**What is needed:** A single figure is the whole answer: the number of lines in the records that contain "icon".

**Material provided:**
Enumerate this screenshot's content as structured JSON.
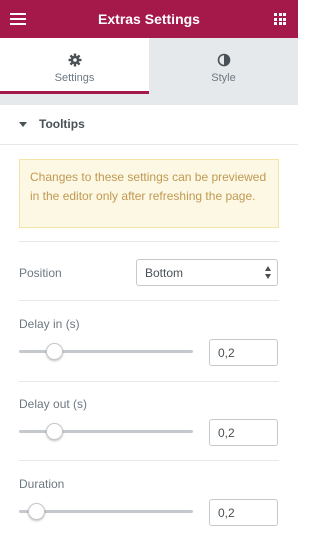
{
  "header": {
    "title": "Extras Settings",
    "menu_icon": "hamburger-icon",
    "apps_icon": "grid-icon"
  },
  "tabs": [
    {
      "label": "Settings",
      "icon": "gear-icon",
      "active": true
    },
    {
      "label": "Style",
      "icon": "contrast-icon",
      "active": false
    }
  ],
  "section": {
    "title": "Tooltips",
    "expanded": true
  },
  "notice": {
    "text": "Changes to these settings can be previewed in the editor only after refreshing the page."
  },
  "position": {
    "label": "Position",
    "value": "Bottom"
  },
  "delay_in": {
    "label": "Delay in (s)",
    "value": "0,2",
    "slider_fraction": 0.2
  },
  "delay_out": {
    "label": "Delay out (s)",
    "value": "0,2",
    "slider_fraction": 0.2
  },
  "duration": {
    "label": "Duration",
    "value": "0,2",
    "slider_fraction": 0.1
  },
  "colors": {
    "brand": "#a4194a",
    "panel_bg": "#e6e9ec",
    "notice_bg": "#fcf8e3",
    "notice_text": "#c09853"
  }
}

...

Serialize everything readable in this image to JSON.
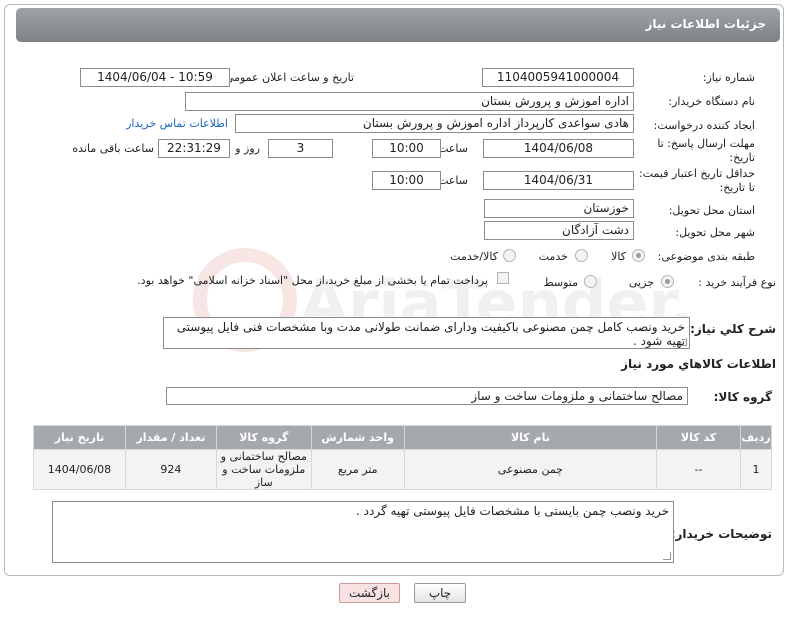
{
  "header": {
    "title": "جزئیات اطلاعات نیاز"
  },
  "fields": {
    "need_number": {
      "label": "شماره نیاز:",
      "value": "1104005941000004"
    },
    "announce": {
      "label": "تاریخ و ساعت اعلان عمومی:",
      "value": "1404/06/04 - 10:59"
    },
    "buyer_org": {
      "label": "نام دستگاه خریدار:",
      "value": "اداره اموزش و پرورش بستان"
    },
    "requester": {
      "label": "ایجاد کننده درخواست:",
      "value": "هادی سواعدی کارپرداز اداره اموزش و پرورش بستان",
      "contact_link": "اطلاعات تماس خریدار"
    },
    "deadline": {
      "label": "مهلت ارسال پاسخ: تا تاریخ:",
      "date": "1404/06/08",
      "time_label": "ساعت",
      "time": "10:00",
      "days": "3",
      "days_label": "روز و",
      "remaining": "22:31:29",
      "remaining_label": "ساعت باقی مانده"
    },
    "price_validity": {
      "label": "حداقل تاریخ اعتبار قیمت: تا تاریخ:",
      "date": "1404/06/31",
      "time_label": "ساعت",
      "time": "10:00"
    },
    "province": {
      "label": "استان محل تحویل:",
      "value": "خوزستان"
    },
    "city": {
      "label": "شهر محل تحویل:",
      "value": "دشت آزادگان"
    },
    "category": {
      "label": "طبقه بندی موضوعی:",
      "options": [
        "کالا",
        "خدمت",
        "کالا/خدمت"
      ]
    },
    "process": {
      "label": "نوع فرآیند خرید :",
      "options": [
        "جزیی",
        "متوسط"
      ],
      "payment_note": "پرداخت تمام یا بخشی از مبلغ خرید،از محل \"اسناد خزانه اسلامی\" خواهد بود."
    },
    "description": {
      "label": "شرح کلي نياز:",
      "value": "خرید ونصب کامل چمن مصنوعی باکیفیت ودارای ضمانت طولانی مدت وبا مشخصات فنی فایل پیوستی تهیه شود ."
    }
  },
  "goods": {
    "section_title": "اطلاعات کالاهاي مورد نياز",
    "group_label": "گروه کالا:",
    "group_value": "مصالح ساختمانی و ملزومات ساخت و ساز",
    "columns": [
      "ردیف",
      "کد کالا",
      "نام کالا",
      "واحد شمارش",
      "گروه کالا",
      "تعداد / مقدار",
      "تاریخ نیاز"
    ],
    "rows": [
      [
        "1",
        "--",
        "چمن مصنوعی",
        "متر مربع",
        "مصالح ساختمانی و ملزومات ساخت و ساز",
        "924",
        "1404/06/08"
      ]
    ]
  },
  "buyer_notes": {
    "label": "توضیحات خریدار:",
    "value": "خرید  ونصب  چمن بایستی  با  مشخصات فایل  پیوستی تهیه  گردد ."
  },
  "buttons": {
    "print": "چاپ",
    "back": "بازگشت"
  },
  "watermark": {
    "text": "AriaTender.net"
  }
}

**Your solution:** 4